“An underground classic! The most complicated, intriguing, subtle, sophisticated and passionate black film of the ’70s.” – James Monaco, American Film Now

“A blood-soaked masterpiece. One of the most profound, surreal and horrifying love stories ever made.” – Complex

“A visionary filmmaker.” – Richard Brody, The New Yorker

“Ganja & Hess is jolting, jagged, lyrical, mythic and utterly unclassifiable, as avant-garde as the most independent film of today or any of the New American Cinema work from the 1960s or audacious studio films of the 1970s, with resonances one isn’t likely to encounter ever again. Gunn subversively deconstructs the class relations that exist within the black “community” and the expectations of both his financiers and his potential audience while delivering a meditative and un-condescending representation of black American protestant Christianity within a potentially lurid black exploitation movie. No wonder then that Greg Tate once eulogized about the equally unclassifiable man behind it, in a 1989 piece for The Village Voice shortly after Gunn died at 59 (or 54, depending on who you talk to), his masterpiece long forgotten, “The attempt to bury Bill Gunn began in his life.” – Slant

 “The most ambitious ‘black movie’ of its day and a milestone for indie film-making in the US.” – Time Out

“Screened at Cannes in 1973 before being recut against the filmmaker’s wishes for its U.S. release, Ganja and Hess was first made available years later in its intended version by independent distributor Pearl Bowser, and, now restored, is considered a classic. Conceived as a vampire tale, Gunn’s film is a formally radical and deeply philosophical inquiry into passion and history. “A film that was ahead of its time in 1973, and quite frankly, is still very much so today… maybe the rest of world will eventually catch up.”—Tambay A. Obenson. With Marlene Clarke, Duane Jones, and music by Sam Waymon. Preserved by the Museum of Modern Art with support from the Film Foundation.” – Film Society of Lincoln Center

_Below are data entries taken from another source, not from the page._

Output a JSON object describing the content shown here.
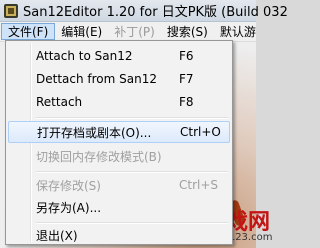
{
  "window": {
    "title": "San12Editor 1.20 for 日文PK版 (Build 032"
  },
  "menubar": {
    "items": [
      {
        "label": "文件(F)",
        "state": "active"
      },
      {
        "label": "编辑(E)",
        "state": "normal"
      },
      {
        "label": "补丁(P)",
        "state": "disabled"
      },
      {
        "label": "搜索(S)",
        "state": "normal"
      },
      {
        "label": "默认游戏",
        "state": "normal"
      }
    ]
  },
  "file_menu": {
    "items": [
      {
        "label": "Attach to San12",
        "shortcut": "F6",
        "enabled": true
      },
      {
        "label": "Dettach from San12",
        "shortcut": "F7",
        "enabled": true
      },
      {
        "label": "Rettach",
        "shortcut": "F8",
        "enabled": true
      },
      {
        "label": "打开存档或剧本(O)...",
        "shortcut": "Ctrl+O",
        "enabled": true,
        "highlighted": true
      },
      {
        "label": "切换回内存修改模式(B)",
        "shortcut": "",
        "enabled": false
      },
      {
        "label": "保存修改(S)",
        "shortcut": "Ctrl+S",
        "enabled": false
      },
      {
        "label": "另存为(A)...",
        "shortcut": "",
        "enabled": true
      },
      {
        "label": "退出(X)",
        "shortcut": "",
        "enabled": true
      }
    ]
  },
  "watermark": {
    "text": "牧羊游戏网",
    "url": "www.mygame123.com"
  },
  "colors": {
    "menu_background": "#f2f2f2",
    "highlight_border": "#aecff7",
    "disabled_text": "#a0a0a0",
    "watermark": "#c41414"
  },
  "icons": {
    "app": "app-icon"
  }
}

“Born upon the wings of Blacula (1972), Ganja & Hess—a black vampire film of an entirely different vein—cascades obliquely into experimental territory where few black directors had ever found the freedom to venture. After the opening song—by Nina Simone’s brother Sam Waymon—explains the vampiric origins of Dr. Hess Green, the film’s dense, dreamlike structure unfolds via fluctuating perspectives and voices, both internal and external. Played by Night of the Living Dead’s Duane Jones, Hess is a wealthy intellectual whose complicated interaction with an artist leads to his meeting the lovely, self-determined Ganja. Into the vampire metaphor director Bill Gunn poetically folds the black experience, addiction and the victim/victimizer cycle, while tracing the dark shadows of class and race, religion and mysticism, maleness and femaleness and even narrative structure itself. His breathtaking nightmare is further expanded by extended documentary-like scenes in a Christian church and a lush soundtrack that freely alternates between electronic, choral, classical and soul. Though the film received the Critic’s Choice Prize at Cannes in 1973, the mystified distributors brutally re-edited it for the drive-in circuit, forcing all of the original makers to remove their names. Luckily, MoMA retained an original print that was later restored, thus ensuring that Gunn’s transcendent creation would live forever.” –  Harvard Film Archive

“And of course, not even the great liberal East Coast critics could admit that THE ONLY AMERICAN FILM SHOWN IN CRITICS WEEK AT CANNES IN 1973 WAS GANJA & HESS (Not other classics like Mean Streets. Not Serpico. But Ganja & Hess. Now that says something!).” –  Shadow & Act

“GANJA AND HESS is stunning and complex. The camera lingers on Green’s art collection in a magnificent country estate nestled in the all-white landscape of Westchester county in New York. In addition to his preacher/ chauffeur, Green is tended by a retainer Archie, who serves as butler, valet, and all-purpose servant, with genteel m